I have spent a lot of time trying to find free composition and mixing software for my students. While audio software has never been cheaper (Logic Pro is only around $250 which is a bargain considering I paid over $1000 for it when I first got it… and even then it was worth every cent), I am constantly trying to find good options for students that don’t cost anything.
Earlier in the year I wrote about free composition software highlighting free orchestral sounds from Project Sam, the Spitfire Labs, Waveform by Tracktion and Native Instruments Kontakt Start. These are all excellent solutions for composing on a laptop. But Spitfire have now just released what is probably one of the most amazing deals I’ve ever seen for composition software.
Last year they released their excellent BBC Symphony Orchestra sample library. It was quickly becoming one of the ‘go to’ sample libraries for orchestral music composers. However, it’s price is likely out of the range of high schools and students. So it’s quite exciting that a few weeks ago Spitfire released a version of this for only $49 USD, or you can get it for free if you fill out a survey for them and are prepared to wait two weeks for a download code.
I am able to afford the $49, so I went ahead and got the new “BBC Discover” immediately. Here are my first impressions.
This sample library sounds great! The sounds are the same sounds as found in the more expensive BBCSO Core and Professional library. But you have far fewer articulations, mic positions and general adaptability. Are you going to use these sounds for a professional film score? Short answer, no. But for high school students trying to make film style orchestrations and compositions, it is perfect. In fact, it’s probably better than the expensive versions as it’s a very small download package (around 200Mb instead of many gigabytes of the ‘full’ versions) and the sounds and articulations that are provided are generally all that the average student composer will need. It is not bloated with features you might only use 2% of the time, everything provided is easily accessible and thoroughly useful.
One of the things I love most about this sample library is that Spitfire Audio are supporting it with an amazing page of resources. When you get a sample library, it can take forever to setup an orchestral template so that it’s actually usable.

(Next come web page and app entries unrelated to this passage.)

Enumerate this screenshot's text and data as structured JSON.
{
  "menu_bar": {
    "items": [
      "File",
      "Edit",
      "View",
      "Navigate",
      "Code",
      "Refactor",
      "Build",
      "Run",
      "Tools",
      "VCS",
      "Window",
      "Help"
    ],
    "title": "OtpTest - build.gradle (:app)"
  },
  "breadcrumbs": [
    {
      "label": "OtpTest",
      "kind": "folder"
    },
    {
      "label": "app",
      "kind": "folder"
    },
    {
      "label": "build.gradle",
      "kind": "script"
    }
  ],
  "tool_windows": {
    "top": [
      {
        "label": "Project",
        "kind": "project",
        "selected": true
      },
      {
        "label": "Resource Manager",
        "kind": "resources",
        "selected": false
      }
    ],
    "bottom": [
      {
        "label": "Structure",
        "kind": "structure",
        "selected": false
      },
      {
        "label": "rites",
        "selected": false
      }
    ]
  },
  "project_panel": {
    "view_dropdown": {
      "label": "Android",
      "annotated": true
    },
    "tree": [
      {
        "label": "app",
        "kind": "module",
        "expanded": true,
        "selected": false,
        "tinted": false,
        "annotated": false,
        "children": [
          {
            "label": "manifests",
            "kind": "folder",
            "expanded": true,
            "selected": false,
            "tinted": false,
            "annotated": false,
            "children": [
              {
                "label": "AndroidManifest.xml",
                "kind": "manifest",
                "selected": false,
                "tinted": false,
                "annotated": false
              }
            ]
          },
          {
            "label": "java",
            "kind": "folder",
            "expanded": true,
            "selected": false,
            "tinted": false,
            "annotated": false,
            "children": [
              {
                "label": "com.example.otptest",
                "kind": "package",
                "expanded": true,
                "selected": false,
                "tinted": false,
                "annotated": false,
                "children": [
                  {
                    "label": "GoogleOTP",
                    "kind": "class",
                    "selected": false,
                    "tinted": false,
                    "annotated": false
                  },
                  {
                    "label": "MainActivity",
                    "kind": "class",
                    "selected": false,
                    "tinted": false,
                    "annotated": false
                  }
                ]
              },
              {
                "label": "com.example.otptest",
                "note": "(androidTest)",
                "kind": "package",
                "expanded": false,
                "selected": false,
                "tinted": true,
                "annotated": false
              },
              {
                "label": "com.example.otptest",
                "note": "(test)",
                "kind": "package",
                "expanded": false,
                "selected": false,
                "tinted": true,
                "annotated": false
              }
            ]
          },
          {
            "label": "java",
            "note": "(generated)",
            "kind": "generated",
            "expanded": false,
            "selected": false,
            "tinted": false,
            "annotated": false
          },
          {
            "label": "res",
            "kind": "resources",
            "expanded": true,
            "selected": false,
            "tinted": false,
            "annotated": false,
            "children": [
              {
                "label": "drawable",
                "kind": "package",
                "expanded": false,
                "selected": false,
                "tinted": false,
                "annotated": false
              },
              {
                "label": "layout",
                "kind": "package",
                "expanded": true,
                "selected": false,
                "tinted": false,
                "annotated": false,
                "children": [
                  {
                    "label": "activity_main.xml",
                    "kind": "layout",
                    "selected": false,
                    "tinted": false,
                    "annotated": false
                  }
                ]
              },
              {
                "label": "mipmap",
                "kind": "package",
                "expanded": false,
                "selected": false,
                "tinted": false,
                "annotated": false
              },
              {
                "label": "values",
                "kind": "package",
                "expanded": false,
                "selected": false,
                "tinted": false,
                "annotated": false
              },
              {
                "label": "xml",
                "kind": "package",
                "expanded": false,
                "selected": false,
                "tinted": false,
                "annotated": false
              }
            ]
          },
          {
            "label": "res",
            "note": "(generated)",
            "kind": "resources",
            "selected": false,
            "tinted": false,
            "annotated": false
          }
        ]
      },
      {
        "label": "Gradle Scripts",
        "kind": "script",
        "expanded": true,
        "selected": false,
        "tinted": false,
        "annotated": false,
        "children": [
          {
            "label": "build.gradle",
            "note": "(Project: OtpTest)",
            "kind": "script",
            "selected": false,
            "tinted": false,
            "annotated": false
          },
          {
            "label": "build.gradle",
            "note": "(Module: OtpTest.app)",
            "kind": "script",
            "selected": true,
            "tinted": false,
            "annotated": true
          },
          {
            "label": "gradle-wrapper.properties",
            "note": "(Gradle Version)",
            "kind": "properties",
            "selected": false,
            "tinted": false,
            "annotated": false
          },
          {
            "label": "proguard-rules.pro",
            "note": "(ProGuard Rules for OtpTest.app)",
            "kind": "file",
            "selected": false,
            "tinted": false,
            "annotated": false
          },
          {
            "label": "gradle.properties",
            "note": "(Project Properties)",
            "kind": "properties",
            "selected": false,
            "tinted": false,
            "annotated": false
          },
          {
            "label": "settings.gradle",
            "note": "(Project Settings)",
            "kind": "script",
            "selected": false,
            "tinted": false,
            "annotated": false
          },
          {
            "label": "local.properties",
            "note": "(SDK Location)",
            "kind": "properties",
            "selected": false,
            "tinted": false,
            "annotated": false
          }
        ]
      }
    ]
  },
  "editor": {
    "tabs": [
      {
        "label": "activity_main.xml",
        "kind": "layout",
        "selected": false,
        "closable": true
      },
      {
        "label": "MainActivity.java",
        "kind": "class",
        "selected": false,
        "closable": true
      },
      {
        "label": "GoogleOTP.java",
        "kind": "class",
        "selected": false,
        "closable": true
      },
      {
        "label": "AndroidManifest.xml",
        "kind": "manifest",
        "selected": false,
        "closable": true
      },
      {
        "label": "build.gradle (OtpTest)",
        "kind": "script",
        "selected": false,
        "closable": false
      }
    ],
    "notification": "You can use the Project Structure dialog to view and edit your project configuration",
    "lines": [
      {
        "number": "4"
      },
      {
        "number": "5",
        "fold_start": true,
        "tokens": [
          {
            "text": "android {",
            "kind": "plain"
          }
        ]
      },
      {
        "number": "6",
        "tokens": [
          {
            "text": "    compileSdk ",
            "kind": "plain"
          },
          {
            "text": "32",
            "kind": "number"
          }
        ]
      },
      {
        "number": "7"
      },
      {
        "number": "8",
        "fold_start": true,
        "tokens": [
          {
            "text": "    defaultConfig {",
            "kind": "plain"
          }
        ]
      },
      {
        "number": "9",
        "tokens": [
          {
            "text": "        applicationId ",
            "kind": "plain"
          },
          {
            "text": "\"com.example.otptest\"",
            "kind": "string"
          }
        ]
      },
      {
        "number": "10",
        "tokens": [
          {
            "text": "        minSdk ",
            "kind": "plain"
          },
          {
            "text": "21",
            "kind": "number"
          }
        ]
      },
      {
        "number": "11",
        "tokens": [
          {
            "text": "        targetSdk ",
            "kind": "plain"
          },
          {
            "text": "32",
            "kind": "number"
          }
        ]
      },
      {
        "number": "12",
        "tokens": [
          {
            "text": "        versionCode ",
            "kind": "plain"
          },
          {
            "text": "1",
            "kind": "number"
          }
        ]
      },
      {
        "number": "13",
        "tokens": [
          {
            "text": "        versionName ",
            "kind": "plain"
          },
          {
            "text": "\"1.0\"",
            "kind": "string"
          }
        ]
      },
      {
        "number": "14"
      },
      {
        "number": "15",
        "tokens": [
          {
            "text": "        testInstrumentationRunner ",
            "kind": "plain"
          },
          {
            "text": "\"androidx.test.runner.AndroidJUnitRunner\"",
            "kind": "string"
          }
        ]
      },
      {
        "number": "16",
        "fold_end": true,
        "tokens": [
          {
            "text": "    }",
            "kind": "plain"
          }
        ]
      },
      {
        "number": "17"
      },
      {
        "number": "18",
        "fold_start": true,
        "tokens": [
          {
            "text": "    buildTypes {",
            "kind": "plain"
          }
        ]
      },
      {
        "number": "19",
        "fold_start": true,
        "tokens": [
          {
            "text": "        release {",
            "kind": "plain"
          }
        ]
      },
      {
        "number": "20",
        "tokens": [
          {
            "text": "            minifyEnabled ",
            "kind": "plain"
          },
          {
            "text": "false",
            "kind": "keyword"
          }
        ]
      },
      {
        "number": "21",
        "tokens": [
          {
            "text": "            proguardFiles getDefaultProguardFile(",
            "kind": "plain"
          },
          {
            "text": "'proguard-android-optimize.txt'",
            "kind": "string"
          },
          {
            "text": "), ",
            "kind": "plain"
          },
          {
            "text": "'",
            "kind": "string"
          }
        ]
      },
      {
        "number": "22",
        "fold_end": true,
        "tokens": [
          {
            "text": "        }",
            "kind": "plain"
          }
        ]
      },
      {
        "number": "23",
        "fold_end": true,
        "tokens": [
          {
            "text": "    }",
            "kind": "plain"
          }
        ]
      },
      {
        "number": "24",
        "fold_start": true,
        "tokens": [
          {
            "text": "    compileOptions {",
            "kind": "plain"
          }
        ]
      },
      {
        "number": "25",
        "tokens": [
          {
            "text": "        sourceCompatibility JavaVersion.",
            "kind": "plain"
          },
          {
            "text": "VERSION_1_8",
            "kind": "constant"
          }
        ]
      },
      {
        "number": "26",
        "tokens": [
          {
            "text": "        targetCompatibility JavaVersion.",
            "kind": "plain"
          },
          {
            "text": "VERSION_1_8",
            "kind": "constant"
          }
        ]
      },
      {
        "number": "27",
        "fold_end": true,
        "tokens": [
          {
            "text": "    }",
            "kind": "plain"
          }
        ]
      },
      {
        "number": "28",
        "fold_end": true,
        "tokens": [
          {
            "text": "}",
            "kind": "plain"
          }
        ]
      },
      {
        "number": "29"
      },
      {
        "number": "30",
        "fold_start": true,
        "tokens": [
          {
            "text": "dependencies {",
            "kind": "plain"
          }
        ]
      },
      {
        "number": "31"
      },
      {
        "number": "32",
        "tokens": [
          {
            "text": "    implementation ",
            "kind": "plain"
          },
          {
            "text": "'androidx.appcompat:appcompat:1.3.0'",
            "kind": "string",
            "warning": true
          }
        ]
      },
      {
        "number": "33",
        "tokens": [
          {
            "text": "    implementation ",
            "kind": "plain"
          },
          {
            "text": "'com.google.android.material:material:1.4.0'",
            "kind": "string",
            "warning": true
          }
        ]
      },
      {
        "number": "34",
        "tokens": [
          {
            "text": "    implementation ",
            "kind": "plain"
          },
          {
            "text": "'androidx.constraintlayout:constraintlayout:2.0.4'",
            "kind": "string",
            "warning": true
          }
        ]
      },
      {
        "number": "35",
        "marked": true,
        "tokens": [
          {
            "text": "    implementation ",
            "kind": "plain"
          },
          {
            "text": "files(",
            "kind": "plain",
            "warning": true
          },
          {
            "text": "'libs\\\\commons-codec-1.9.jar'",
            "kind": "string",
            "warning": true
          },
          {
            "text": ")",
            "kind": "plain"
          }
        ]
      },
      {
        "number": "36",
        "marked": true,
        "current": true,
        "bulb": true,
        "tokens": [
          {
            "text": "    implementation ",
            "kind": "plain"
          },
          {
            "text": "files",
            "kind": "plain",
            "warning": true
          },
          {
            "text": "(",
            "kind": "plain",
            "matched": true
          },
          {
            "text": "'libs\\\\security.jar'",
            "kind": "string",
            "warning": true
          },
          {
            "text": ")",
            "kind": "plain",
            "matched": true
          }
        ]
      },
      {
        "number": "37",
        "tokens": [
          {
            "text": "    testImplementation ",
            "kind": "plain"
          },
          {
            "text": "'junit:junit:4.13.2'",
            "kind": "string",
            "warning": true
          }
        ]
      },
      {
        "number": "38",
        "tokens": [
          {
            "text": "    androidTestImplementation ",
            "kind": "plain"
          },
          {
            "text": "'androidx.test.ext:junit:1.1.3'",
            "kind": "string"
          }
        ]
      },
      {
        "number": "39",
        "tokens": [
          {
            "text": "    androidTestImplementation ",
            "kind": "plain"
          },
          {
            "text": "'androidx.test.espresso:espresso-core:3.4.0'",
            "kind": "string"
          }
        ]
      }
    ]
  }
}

There are some kind people that share their templates on forums, and websites like Babylon Waves have sprung up with useful articulation files for Logic Pro and other DAW’s that make these overwhelming sample libraries usable.
So it is especially great that Spitfire Audio have created a page of resources that include freely downloadable templates, as well as orchestration tutorial videos to help your students get the most out of the sample library.
It is especially great that The Page contains the DAW sessions used in the videos like the one above are also available for download.
What makes a sample library replicate the real sound of an orchestra is by providing a variety of articulations. The Celli samples (for example) provide four articulations: long, spiccato, pizzicato and tremolo. For the majority of student composers this will provide all the articulations they are likely to need. I know I can’t complain (because the software is essentially free), but I would have loved to have seen legato articulations provided as the ‘long’ articulation can feel a bit clunky when trying to move smoothly between notes. You can overcome this somewhat by overlapping the MIDI notes in your DAW’s piano roll, but they won’t sound as effective as proper legato patches.
You really shouldn’t waste anymore time reading this blog! Head to Spitfireaudio.com and either purchase this or apply for a free download. This really is the best free orchestral sample library available and is a must have for any composers that wish to use orchestral instruments in their compositions or songs.